(Listed entries Opens)

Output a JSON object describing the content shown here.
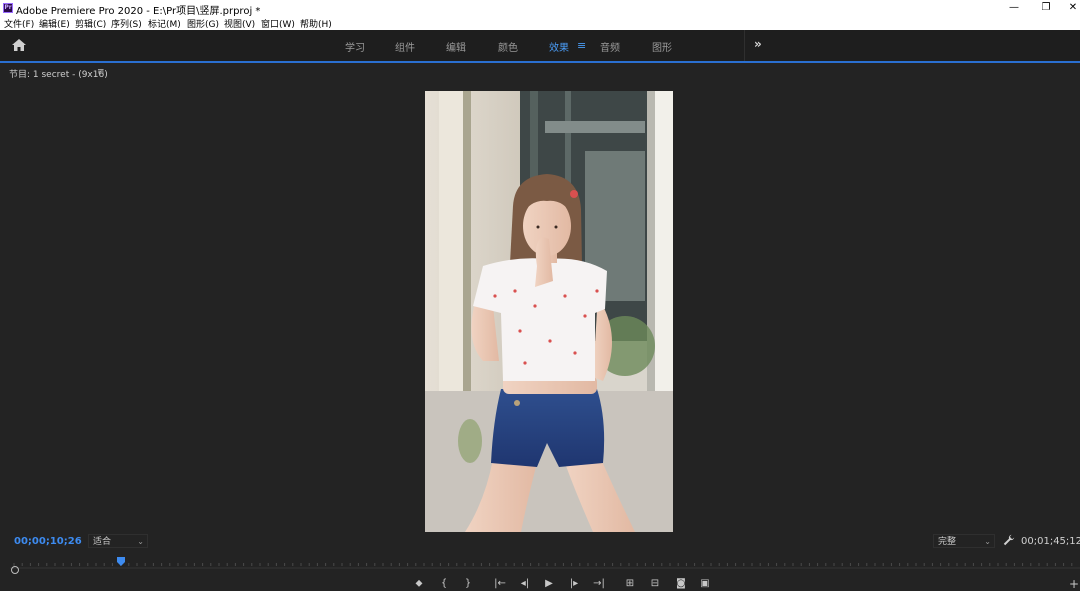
{
  "window": {
    "title": "Adobe Premiere Pro 2020 - E:\\Pr项目\\竖屏.prproj *",
    "app_icon_text": "Pr",
    "minimize": "—",
    "restore": "❐",
    "close": "✕"
  },
  "menu": [
    {
      "label": "文件(F)"
    },
    {
      "label": "编辑(E)"
    },
    {
      "label": "剪辑(C)"
    },
    {
      "label": "序列(S)"
    },
    {
      "label": "标记(M)"
    },
    {
      "label": "图形(G)"
    },
    {
      "label": "视图(V)"
    },
    {
      "label": "窗口(W)"
    },
    {
      "label": "帮助(H)"
    }
  ],
  "workspace": {
    "tabs": [
      {
        "label": "学习"
      },
      {
        "label": "组件"
      },
      {
        "label": "编辑"
      },
      {
        "label": "颜色"
      },
      {
        "label": "效果",
        "active": true
      },
      {
        "label": "音频"
      },
      {
        "label": "图形"
      }
    ],
    "menu_icon": "≡",
    "more": "»"
  },
  "program_monitor": {
    "tab_label": "节目: 1 secret - (9x16)",
    "tab_menu": "≡",
    "current_timecode": "00;00;10;26",
    "fit_select": "适合",
    "quality_select": "完整",
    "duration_timecode": "00;01;45;12"
  },
  "icons": {
    "home": "home-icon",
    "wrench": "wrench-icon",
    "playhead": "playhead-icon"
  },
  "transport": [
    {
      "name": "add-marker-button",
      "glyph": "⬥"
    },
    {
      "name": "mark-in-button",
      "glyph": "{"
    },
    {
      "name": "mark-out-button",
      "glyph": "}"
    },
    {
      "name": "go-to-in-button",
      "glyph": "|←"
    },
    {
      "name": "step-back-button",
      "glyph": "◂|"
    },
    {
      "name": "play-button",
      "glyph": "▶"
    },
    {
      "name": "step-forward-button",
      "glyph": "|▸"
    },
    {
      "name": "go-to-out-button",
      "glyph": "→|"
    },
    {
      "name": "insert-button",
      "glyph": "⊞"
    },
    {
      "name": "overwrite-button",
      "glyph": "⊟"
    },
    {
      "name": "export-frame-button",
      "glyph": "◙"
    },
    {
      "name": "compare-button",
      "glyph": "▣"
    }
  ],
  "add_button": "+",
  "colors": {
    "accent": "#4a9cf5",
    "timecode": "#3d8bf0",
    "panel_bg": "#232323",
    "workspace_bg": "#1e1e1e"
  }
}
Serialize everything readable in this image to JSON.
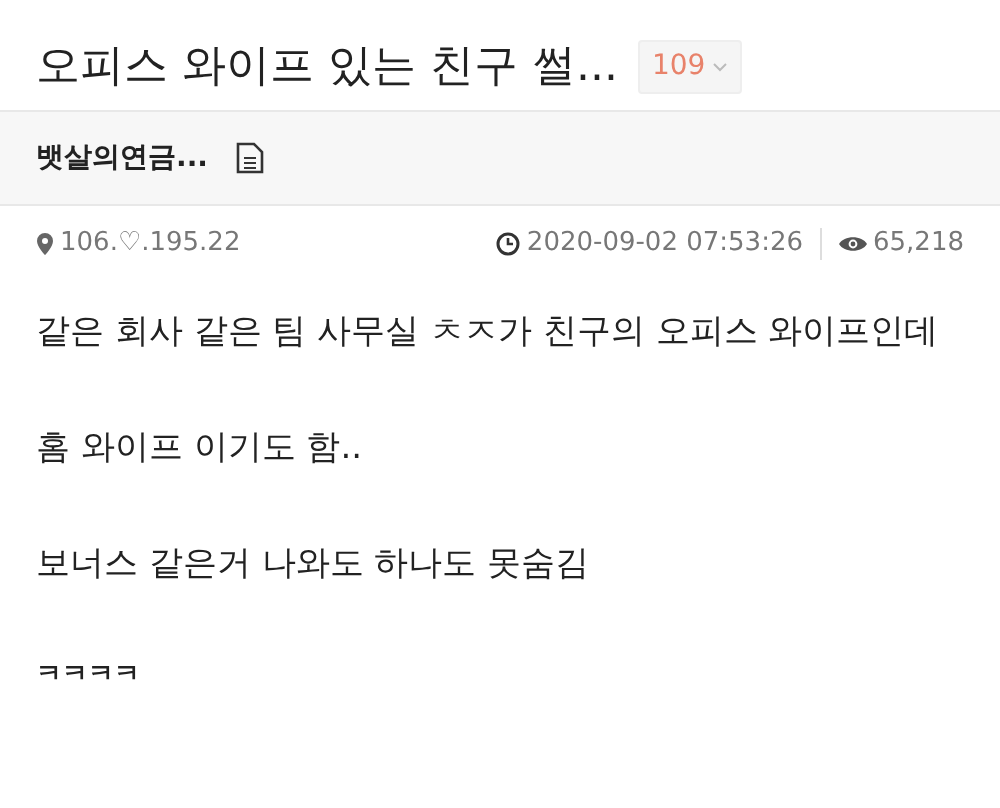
{
  "title": "오피스 와이프 있는 친구 썰...",
  "comment_count": "109",
  "author": "뱃살의연금...",
  "meta": {
    "ip": "106.♡.195.22",
    "datetime": "2020-09-02 07:53:26",
    "views": "65,218"
  },
  "body": [
    {
      "kind": "paragraph",
      "text": "같은 회사 같은 팀 사무실 ㅊㅈ가 친구의 오피스 와이프인데"
    },
    {
      "kind": "paragraph",
      "text": "홈 와이프 이기도 함.."
    },
    {
      "kind": "paragraph",
      "text": "보너스 같은거 나와도 하나도 못숨김"
    },
    {
      "kind": "small",
      "text": "ㅋㅋㅋㅋ"
    }
  ]
}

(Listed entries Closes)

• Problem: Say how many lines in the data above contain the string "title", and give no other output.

• Answer section: 2